EXERCISE:
Leave the pictures behind and repeat all the entries exactly.

Collected data
-- Opening Marker --

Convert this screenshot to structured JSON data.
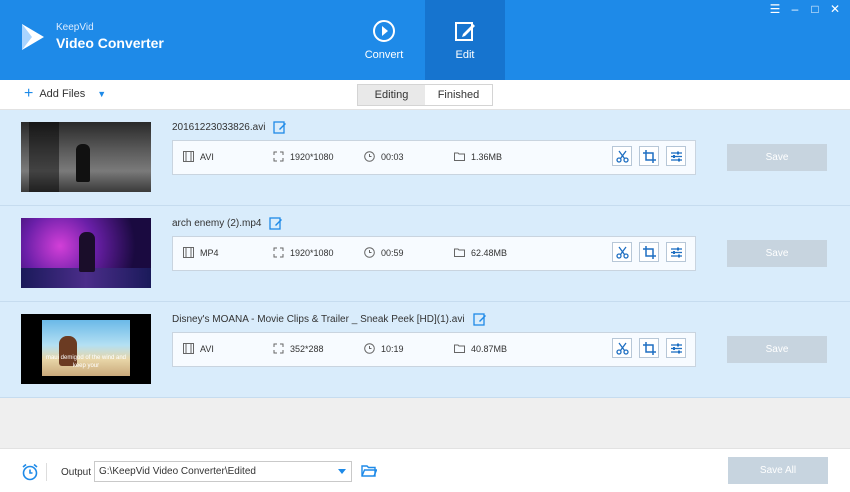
{
  "app": {
    "brand_small": "KeepVid",
    "brand_big": "Video Converter"
  },
  "nav": {
    "convert": "Convert",
    "edit": "Edit"
  },
  "toolbar": {
    "add_files": "Add Files",
    "tab_editing": "Editing",
    "tab_finished": "Finished"
  },
  "files": [
    {
      "name": "20161223033826.avi",
      "format": "AVI",
      "resolution": "1920*1080",
      "duration": "00:03",
      "size": "1.36MB",
      "save": "Save"
    },
    {
      "name": "arch enemy (2).mp4",
      "format": "MP4",
      "resolution": "1920*1080",
      "duration": "00:59",
      "size": "62.48MB",
      "save": "Save"
    },
    {
      "name": "Disney's MOANA - Movie Clips & Trailer _ Sneak Peek [HD](1).avi",
      "format": "AVI",
      "resolution": "352*288",
      "duration": "10:19",
      "size": "40.87MB",
      "save": "Save"
    }
  ],
  "thumb3_subtitle": "maui demigod of the wind and\nkeep your",
  "footer": {
    "output_label": "Output",
    "output_path": "G:\\KeepVid Video Converter\\Edited",
    "save_all": "Save All"
  },
  "colors": {
    "primary": "#1e8ae8",
    "row_bg": "#d9ecfb",
    "disabled_btn": "#c7d4df"
  }
}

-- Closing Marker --

EXERCISE ANSWER:
Convert this screenshot to structured JSON data.
{
  "app": {
    "brand_small": "KeepVid",
    "brand_big": "Video Converter"
  },
  "nav": {
    "convert": "Convert",
    "edit": "Edit"
  },
  "toolbar": {
    "add_files": "Add Files",
    "tab_editing": "Editing",
    "tab_finished": "Finished"
  },
  "files": [
    {
      "name": "20161223033826.avi",
      "format": "AVI",
      "resolution": "1920*1080",
      "duration": "00:03",
      "size": "1.36MB",
      "save": "Save"
    },
    {
      "name": "arch enemy (2).mp4",
      "format": "MP4",
      "resolution": "1920*1080",
      "duration": "00:59",
      "size": "62.48MB",
      "save": "Save"
    },
    {
      "name": "Disney's MOANA - Movie Clips & Trailer _ Sneak Peek [HD](1).avi",
      "format": "AVI",
      "resolution": "352*288",
      "duration": "10:19",
      "size": "40.87MB",
      "save": "Save"
    }
  ],
  "thumb3_subtitle": "maui demigod of the wind and\nkeep your",
  "footer": {
    "output_label": "Output",
    "output_path": "G:\\KeepVid Video Converter\\Edited",
    "save_all": "Save All"
  },
  "colors": {
    "primary": "#1e8ae8",
    "row_bg": "#d9ecfb",
    "disabled_btn": "#c7d4df"
  }
}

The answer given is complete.